Texas State Parks Regional HQ Cited for ‘Green’ Design

Media Contact: Gordon Bohmfalk, TPWD architect, (512) 461-5950 icle__media__contact">Media Contact: Gordon Bohmfalk, TPWD architect, (512) 461-5950 or Gordon.bohmfalk@tpwd.texas.gov; Rob McCorkle, TPWD, (830) 866-3533 or robert.mccorkle@tpwd.texas.gov

News Image Share on Facebook Share Release URL

Note: This item is more than seven years old. Please take the publication date into consideration for any date references.

HOUSTON – The U.S. Green Building Council has cited the 7,000-square-foot headquarters of the Texas State Parks’ regional offices at Sheldon Lake State Park for its exceptional “green” architectural design that incorporates a number of cost-efficient and energy-saving features.

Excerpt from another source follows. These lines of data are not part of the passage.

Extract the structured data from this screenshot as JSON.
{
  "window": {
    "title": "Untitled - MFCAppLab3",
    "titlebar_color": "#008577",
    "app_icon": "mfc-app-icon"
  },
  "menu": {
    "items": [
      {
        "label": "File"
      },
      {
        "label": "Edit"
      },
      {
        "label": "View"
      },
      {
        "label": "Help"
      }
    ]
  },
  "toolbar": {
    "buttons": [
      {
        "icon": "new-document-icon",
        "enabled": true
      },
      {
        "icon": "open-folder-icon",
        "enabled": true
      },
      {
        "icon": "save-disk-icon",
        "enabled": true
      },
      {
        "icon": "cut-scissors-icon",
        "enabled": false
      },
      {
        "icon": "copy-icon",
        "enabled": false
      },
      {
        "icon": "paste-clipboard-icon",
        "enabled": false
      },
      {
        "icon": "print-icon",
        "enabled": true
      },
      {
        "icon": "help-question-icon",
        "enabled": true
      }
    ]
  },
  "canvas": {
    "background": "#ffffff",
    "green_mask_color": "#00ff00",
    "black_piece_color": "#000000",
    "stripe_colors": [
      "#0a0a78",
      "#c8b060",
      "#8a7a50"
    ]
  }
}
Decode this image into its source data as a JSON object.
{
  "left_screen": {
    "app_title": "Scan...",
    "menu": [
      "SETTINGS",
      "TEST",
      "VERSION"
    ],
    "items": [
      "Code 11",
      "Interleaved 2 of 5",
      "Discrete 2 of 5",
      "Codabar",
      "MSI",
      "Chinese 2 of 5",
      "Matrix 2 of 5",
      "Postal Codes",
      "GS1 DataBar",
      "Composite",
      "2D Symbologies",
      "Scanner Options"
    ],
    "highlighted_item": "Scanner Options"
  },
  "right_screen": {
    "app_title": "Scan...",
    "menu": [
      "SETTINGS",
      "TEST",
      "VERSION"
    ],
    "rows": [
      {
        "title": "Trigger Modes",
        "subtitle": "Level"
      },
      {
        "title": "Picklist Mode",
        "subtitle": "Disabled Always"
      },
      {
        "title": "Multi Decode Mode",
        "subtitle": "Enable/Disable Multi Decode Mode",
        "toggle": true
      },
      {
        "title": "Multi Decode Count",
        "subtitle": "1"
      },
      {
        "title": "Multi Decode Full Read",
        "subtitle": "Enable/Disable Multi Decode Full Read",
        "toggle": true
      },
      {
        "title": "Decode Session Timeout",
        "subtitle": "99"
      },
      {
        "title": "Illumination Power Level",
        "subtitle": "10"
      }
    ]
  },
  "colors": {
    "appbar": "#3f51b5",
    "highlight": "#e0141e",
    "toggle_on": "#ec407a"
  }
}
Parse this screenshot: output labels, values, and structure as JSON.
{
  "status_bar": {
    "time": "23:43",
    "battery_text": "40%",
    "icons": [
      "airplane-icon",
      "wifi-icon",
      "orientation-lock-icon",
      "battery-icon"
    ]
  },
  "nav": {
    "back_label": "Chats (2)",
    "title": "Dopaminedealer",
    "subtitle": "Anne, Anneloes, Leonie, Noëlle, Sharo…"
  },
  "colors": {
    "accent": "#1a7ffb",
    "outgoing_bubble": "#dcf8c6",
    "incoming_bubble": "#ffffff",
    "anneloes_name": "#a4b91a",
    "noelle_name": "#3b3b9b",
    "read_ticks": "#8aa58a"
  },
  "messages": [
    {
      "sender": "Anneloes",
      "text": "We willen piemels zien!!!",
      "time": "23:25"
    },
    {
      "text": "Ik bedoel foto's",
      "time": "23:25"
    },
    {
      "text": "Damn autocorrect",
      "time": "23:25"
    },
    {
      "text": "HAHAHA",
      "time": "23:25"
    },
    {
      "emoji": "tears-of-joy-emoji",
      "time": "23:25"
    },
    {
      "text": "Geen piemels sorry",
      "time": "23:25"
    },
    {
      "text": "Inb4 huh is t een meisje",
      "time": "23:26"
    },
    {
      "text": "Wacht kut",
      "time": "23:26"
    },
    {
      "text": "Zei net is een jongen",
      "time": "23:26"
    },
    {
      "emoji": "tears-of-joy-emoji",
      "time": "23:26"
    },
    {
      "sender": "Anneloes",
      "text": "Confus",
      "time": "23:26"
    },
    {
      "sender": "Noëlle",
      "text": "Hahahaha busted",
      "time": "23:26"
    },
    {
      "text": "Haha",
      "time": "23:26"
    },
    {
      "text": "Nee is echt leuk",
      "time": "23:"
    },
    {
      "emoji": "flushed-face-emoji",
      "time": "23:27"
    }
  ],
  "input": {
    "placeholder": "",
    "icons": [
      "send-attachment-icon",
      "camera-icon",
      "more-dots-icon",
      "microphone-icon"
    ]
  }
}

Before the end of the month, Texas Parks and Wildlife Department should receive a plaque from the national environmental organization citing the Region 4 office building for achieving LEED (Leadership in Energy and Environmental Design) Gold certification. Located on the northern edge of Sheldon Lake just northeast of downtown Houston, the headquarters is the first TPWD structure to receive LEED certification.

LEED Gold is USGBC’s next-to-highest certification level awarded through a detailed process that monitors projects from design through construction and requires detailed documentation. The $1.2 million Region 4 headquarters building, which was completed in 2010, was designed by architects in the agency’s Infrastructure Division.

“The LEED certification supports TPWD’s conservation mission as it relates to water and energy conservation and habitat restoration, and results in low maintenance and utility costs,” says Gordon Bohmfalk, the project’s lead architect and manager of the Infrastructure Division’s planning and design branch. “The building’s use of numerous windows that let in plenty of natural light brings the outdoors inside and has resulted in a positive work environment.”

The single-story structure built of recycled brick and insulated concrete forms (ICF) includes offices, storage and a state-of-the-art training center used by TPWD personnel from throughout the state. A 2011 State Energy Conservation Office grant allowed TPWD to add solar panels to complete the eco-friendly project. The solar panels, placed on pedestals behind the building, serve to shade picnic tables and walkways.

Bohmfalk says the headquarters earned LEED points primarily for its passive energy design, with a higher-than-usual thermal envelope, shaded (low-emitting) glass, natural daylighting and use of recycled materials. The national award also recognized the project’s protection and restoration of habitat, storm water management, light pollution reduction, innovative water use reduction and wastewater technology and energy-producing solar panels.

LEED certified buildings are designed to lower operating costs, reduce waste sent to landfills, conserve energy and water, provide a healthier and safer environment for occupants and reduce greenhouse gas emissions. The LEED process also recognizes leadership, innovation, environmental stewardship and social responsibility.

TPWD’s state parks system is composed of 95 sites divided into six regions. Region 4 headquarters staff in Houston work with 17 state parks and historic sites in southeast Texas and along the upper Gulf Coast, including Brazos Bend, Huntsville, San Jacinto and Washington-on-the-Brazos.

For information about Texas State Parks, call (800) 792-1112 or visit: www.texasstateparks.org.

To view images of the Region 4 headquarters, visit: http://tpwd.texas.gov/newsmedia/news_images/?g=state_parks_region_4_headquarters